I think [music] the greatest source of joy and comfort of all art forms. And done right, it can foster understanding of and openness to other ways of being like nothing else can.
That's always been the music that's excited me the most, when artists question the accepted - in culture, in song structure, in production methods - and tear everything down so they can build it back up again in their own way.
But like all new tech the potential for discovery and access is mind-blowing, and beyond good and evil. The fact is the sample group of kids I have access to are as likely to know as much about obscure '60s garage punk stuff, or classic hip hop, or 'classic' punk rock, and that's extremely fucking cool.
Either consciously or subconsciously music is, other than math, the universal language that we can communicate with.
The impact [music] has is that it gives living a context and momentum
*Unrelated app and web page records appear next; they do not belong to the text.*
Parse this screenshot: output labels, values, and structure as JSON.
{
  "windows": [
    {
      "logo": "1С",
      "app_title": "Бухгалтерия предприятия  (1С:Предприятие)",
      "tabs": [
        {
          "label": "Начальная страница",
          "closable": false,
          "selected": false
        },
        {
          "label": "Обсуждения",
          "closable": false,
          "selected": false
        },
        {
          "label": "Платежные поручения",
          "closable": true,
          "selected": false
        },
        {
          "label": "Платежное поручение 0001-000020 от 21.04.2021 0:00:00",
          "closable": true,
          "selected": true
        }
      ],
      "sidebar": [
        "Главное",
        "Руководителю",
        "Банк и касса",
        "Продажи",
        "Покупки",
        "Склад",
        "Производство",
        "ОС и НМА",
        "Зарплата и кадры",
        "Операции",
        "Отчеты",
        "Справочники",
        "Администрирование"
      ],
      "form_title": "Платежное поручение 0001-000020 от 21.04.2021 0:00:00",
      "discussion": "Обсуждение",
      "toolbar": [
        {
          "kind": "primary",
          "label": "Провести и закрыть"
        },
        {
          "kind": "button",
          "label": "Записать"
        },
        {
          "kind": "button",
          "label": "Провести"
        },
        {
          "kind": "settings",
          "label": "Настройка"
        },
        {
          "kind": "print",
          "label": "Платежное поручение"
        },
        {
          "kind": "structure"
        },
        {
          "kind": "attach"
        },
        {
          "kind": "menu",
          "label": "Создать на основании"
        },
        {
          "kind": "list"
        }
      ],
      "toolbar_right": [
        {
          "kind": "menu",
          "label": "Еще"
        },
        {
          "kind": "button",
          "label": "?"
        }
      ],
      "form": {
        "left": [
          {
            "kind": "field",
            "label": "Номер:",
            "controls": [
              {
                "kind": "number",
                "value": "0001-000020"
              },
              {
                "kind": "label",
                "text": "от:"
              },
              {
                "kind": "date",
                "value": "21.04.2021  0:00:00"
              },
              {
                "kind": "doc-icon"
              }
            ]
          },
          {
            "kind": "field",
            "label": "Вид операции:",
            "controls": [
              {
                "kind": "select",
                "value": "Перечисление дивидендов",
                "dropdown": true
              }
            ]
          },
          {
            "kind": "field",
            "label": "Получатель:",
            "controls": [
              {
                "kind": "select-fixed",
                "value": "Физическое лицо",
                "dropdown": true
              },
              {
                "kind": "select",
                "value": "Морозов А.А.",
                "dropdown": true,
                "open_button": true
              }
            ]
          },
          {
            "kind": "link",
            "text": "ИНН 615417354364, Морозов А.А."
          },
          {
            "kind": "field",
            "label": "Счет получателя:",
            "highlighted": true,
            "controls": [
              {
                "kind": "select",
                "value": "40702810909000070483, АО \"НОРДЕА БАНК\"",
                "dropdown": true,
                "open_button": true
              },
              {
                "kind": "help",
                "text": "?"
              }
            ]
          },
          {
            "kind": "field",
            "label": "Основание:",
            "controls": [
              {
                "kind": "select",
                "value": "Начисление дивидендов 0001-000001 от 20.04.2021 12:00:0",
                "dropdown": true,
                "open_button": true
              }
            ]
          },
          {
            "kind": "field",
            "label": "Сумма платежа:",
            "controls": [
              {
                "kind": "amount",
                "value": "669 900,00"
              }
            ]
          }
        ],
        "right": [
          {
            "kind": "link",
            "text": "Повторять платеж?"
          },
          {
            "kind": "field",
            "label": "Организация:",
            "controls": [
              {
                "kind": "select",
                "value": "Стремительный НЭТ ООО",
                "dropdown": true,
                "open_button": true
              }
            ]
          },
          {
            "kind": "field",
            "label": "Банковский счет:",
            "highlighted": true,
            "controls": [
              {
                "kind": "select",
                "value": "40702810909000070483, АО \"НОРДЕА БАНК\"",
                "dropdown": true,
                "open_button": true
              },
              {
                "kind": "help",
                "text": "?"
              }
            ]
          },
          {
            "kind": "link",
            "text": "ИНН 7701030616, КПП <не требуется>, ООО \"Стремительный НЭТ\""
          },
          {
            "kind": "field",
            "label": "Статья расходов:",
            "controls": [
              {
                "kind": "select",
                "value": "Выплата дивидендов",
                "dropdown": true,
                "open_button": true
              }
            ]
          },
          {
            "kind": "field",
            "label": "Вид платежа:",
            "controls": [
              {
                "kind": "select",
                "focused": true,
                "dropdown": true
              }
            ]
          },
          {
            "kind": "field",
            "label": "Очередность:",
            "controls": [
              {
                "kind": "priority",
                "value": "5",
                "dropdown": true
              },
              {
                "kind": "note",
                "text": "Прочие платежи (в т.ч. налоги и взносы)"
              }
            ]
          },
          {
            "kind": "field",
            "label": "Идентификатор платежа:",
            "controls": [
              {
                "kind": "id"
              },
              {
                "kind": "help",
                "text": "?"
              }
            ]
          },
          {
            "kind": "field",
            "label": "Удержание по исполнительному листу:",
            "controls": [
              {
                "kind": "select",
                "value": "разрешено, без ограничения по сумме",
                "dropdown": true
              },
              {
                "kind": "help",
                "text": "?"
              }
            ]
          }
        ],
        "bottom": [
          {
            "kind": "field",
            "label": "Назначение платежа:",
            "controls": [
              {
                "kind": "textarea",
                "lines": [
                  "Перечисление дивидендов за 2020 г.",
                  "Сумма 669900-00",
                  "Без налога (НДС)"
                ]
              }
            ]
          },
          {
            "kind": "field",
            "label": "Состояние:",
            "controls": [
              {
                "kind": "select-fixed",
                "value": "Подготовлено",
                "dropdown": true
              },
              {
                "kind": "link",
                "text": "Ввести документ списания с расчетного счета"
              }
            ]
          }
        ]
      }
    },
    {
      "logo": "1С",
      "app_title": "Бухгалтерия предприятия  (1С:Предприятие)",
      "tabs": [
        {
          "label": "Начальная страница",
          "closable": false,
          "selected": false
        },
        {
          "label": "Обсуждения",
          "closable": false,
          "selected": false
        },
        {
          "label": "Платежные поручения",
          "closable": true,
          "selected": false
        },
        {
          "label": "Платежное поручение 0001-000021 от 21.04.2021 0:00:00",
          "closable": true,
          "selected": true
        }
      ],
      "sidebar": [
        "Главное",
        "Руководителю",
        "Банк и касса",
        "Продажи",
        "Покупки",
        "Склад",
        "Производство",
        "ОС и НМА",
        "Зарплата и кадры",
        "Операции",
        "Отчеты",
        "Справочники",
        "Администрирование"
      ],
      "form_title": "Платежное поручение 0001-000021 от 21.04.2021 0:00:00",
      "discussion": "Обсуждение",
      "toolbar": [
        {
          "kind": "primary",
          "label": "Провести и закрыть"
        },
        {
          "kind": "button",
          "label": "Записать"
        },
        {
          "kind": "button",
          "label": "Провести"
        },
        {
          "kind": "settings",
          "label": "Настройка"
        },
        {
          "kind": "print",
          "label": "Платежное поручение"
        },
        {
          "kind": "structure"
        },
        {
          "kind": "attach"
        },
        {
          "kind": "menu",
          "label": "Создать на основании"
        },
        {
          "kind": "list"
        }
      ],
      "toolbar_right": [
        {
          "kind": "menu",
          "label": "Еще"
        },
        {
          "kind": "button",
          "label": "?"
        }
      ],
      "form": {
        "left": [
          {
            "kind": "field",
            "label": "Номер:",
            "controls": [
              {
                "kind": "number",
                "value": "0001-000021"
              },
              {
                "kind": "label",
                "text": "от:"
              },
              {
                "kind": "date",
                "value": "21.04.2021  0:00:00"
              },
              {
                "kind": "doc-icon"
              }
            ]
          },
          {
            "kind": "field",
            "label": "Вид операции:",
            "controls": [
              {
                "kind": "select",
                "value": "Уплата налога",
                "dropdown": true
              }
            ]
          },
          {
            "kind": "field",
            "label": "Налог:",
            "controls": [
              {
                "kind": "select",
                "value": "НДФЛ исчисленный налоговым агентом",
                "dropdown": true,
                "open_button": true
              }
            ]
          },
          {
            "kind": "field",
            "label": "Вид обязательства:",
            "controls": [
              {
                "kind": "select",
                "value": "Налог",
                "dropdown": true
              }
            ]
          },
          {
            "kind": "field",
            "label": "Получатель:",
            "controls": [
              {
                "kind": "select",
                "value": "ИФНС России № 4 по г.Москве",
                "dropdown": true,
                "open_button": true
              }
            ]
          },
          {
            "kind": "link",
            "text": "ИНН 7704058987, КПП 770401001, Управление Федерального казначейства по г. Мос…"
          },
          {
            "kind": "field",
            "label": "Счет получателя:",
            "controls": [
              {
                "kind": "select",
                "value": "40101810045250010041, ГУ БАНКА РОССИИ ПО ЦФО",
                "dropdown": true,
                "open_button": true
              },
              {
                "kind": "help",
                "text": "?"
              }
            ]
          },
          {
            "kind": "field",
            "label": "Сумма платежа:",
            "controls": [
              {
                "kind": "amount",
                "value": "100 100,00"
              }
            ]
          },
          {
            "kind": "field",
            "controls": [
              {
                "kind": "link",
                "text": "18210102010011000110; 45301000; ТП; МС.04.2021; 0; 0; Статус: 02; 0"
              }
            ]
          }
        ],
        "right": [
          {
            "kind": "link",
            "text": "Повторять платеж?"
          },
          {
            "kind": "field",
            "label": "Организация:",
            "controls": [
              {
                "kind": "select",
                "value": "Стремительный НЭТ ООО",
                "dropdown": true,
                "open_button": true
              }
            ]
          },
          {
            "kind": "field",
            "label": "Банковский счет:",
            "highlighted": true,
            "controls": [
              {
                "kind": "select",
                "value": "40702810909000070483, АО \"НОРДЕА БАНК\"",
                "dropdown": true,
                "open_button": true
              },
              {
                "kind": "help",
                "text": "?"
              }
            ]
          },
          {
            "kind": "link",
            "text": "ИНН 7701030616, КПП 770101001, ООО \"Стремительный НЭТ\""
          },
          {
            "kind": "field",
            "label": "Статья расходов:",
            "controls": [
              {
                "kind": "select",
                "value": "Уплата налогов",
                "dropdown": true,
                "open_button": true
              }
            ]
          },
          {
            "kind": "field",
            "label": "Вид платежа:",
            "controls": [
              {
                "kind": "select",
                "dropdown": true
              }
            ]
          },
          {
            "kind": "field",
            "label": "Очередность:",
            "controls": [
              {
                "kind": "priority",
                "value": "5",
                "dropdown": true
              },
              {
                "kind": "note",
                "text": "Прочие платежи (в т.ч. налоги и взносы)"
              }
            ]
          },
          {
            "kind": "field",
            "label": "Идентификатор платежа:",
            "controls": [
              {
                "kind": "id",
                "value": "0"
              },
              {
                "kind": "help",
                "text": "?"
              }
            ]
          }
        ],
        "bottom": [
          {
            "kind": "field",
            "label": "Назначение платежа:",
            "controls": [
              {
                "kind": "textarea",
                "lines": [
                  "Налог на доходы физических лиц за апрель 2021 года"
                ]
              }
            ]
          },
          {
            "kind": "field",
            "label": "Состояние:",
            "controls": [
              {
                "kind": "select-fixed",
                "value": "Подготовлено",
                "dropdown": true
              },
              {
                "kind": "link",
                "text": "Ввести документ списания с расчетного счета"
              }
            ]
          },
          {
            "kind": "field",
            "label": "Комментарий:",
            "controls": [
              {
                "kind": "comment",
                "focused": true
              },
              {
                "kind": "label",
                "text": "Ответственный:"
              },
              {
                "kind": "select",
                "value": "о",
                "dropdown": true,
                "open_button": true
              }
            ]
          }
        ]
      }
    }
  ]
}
[Music]s everywhere all the time and I don't think people realize what kind of an impact it really has.
Music is a memory aid, a muscle relaxant, an aphrodisiac, a pain reliever, an anxiety suppressant, a mood enhancer.
Can you manage a world without music or the arts? It’s kind of like imagining a world without adjectives.
For musicians to be truly heard we need to be empowered with tools to build our own framework. Existing foundations need to become malleable.
Music has a way of telling us how horrible and wonderful life is at the same time and it magically makes that reality easy to digest.
It’s everywhere all the time and I don’t think people realize what kind of an impact it really has.
A quick tutorial to run you through setting up your own CASH Music store element.
Music speaks far beyond words. It is a capsule for the human condition.
People want art and need art, they crave it and seek it.
If that’s how you’re listening to music—you’re only ripping yourself off.
A visual response
Artists are just as important as scientists, doctors, mathematicians and the like.
Music is a guiding force, able to steer people toward communities and causes they're passionate about. ...I've been drawn to social causes and organizations that embody that punk passion and sincerity. In a way, music made me.
It almost feels like one of the elements. There's air, water, dirt, fire, and music.
Art directly creates our culture, driving ideas and enabling communication that goes far beyond language alone.